Local Review: Plane a turbulent, fun ride

Jan. 20—ANDERSON — Corporate greed, foreign enemies and bad weather made "Plane" an interesting but fairly predictable film.

In light of the fiasco with Southwest Airlines and Federal Aviation Administration system failure, this film couldn't be more relevant.

Prior to taking off, the pilot, Brodie Torrance (Gerard Butler) alerts his boss about rerouting to avoid inclement weather, which falls on deaf ears.

The higher-up insists they follow the preset route to potentially save time and money.

As passengers board, audiences get a sliver of their personalities, which aren't great.

Passenger Louis Gaspare (Mike Colter) is a prisoner in transit. He is a convicted murderer, who is to be kept separate from other passengers.

Jerky passengers and a potential murderer are the least of their worries.

As Butler predicted, the group gets stuck in a major storm and the plane is struck by lightning.

This is probably one of the best scenes in the film. It's enough to leave the heart pounding for a bit and trust me, you'll need it to get through some of this film.

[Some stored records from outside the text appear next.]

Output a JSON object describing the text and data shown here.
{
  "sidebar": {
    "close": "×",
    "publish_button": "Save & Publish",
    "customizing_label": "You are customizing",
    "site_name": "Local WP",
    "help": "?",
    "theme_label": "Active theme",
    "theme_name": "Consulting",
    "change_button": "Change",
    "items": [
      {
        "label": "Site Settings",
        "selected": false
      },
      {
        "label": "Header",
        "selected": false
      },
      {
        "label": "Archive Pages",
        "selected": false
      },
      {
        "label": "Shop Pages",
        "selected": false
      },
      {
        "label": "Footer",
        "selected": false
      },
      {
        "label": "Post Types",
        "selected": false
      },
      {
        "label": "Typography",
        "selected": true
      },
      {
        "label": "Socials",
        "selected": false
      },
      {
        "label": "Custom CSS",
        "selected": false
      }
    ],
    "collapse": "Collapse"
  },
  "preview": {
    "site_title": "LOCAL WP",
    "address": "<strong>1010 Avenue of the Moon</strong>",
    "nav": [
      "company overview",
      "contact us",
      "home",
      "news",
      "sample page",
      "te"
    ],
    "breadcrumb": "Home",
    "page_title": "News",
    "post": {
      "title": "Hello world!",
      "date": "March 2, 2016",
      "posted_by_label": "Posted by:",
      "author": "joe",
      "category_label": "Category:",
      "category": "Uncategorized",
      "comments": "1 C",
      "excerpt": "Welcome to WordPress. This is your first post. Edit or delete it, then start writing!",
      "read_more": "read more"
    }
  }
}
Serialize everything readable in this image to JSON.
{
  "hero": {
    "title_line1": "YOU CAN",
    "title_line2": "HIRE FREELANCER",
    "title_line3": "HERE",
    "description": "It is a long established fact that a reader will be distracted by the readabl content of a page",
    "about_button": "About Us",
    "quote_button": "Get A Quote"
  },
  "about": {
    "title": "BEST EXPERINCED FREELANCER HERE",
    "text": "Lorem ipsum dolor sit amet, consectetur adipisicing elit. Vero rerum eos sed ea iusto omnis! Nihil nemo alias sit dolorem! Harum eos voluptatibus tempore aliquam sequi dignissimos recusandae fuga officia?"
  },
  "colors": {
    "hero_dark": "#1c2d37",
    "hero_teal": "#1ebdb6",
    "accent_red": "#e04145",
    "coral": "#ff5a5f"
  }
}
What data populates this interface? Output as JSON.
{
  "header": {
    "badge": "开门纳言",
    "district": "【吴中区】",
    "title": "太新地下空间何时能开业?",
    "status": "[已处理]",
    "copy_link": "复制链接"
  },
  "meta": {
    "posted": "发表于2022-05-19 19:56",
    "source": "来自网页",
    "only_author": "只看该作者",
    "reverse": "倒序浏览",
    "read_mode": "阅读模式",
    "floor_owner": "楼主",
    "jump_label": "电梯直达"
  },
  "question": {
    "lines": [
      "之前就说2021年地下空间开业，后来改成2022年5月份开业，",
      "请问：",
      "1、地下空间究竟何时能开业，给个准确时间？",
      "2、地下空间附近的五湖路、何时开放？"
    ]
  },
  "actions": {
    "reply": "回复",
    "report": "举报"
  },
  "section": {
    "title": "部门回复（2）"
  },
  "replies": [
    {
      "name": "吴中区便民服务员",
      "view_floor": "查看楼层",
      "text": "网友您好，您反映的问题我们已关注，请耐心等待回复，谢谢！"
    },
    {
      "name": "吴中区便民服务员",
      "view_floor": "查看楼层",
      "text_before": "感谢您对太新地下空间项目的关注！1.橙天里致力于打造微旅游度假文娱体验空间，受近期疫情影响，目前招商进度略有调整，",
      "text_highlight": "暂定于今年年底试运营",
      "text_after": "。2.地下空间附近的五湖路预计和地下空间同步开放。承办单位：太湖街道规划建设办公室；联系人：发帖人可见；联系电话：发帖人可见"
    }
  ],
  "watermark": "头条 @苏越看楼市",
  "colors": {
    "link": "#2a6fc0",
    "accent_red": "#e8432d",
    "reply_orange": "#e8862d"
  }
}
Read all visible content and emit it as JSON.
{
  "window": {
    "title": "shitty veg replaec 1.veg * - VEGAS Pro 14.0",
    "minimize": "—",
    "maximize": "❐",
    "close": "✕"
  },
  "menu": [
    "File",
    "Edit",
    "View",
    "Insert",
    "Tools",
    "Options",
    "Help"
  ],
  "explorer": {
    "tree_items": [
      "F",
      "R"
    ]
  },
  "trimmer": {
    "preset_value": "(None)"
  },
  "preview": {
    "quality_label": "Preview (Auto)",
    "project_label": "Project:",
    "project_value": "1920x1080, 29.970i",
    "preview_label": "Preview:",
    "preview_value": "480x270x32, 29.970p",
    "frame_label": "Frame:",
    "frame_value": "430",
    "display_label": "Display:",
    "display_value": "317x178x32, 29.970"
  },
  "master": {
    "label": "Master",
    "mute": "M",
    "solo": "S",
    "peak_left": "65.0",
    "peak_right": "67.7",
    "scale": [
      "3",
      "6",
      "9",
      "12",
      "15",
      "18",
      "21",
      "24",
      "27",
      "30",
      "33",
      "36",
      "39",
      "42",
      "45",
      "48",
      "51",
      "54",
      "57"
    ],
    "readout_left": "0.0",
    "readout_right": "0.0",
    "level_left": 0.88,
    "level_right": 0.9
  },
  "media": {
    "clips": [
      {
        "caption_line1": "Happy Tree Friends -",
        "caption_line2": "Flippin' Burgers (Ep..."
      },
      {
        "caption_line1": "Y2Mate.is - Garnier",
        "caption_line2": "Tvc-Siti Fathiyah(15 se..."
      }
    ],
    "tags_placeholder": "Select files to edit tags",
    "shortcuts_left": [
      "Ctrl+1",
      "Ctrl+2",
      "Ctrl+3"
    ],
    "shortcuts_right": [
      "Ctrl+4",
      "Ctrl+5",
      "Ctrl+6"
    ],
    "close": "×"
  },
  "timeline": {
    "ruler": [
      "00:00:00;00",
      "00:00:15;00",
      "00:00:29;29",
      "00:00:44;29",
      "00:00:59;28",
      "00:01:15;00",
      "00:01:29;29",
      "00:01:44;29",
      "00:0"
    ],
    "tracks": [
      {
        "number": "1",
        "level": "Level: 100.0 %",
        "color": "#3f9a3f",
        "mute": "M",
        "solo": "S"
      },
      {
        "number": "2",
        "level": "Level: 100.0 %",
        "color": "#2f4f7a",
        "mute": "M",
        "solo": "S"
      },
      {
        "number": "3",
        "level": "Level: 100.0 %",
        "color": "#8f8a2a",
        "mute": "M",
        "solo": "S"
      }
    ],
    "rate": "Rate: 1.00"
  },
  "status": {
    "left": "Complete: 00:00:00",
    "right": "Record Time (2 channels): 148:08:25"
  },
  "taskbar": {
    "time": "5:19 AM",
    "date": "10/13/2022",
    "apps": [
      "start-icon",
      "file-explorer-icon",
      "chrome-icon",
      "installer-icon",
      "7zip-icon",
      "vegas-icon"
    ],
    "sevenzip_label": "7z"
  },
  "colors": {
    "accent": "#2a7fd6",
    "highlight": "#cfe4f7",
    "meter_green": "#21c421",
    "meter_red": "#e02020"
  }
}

After they land on Jolo, a war-torn island in the Philippines, one of my least favorite action movie tropes comes into focus, which is the characters' lack of basic survival skills.

Only Gaspare and Torrence seem to have a clue, while the passengers whine and point fingers. It's as if they see themselves as "paying customers" in that they expect so much, but do so little.

I'm no survivalist, but if I'm in the jungle, I'm looking for food and/or a local who can help. Unlike a lot of action/horror characters, I wouldn't go alone.

As far as characters go, Butler's character is admirable, but mediocre. I didn't feel for him as much as Gaspare, the "real" lead character.

Despite fitting the "scary convict" stereotype in the beginning, he turns out to be a kind man, who's willing to help others.

Such help is needed when the real villains, a militia, find out about the crash and its survivors.

Despite a few scary moments, the militia seems fairly tame.

Though set up to be powerful enough to keep the government at bay, they are easily subdued by Gaspare and a rescue team, during the final battle.

In my opinion, a great villain is an individual or group who makes the protagonists' lives a living hell from start to finish; they should be formidable and seemingly unbeatable.

Stateside, another battle was underway inside the airline conference room about how to balance people and profits.

Scarsdale, the airline's crisis manager, criticizes the airline for choosing the latter and risking lives as a result.

The corporate officials seemed to have a heart, instead of fitting the corporate America stereotype so common in movies.

Despite its problems, "Plane" is an enjoyable action film that I would happily see again. In the words of Obi-Wan Kenobi, it was "another happy landing."

Follow Caleb Amick on Twitter @AmickCaleb. Contact him at caleb.amick@heraldbulletin.com or 765-648-4254.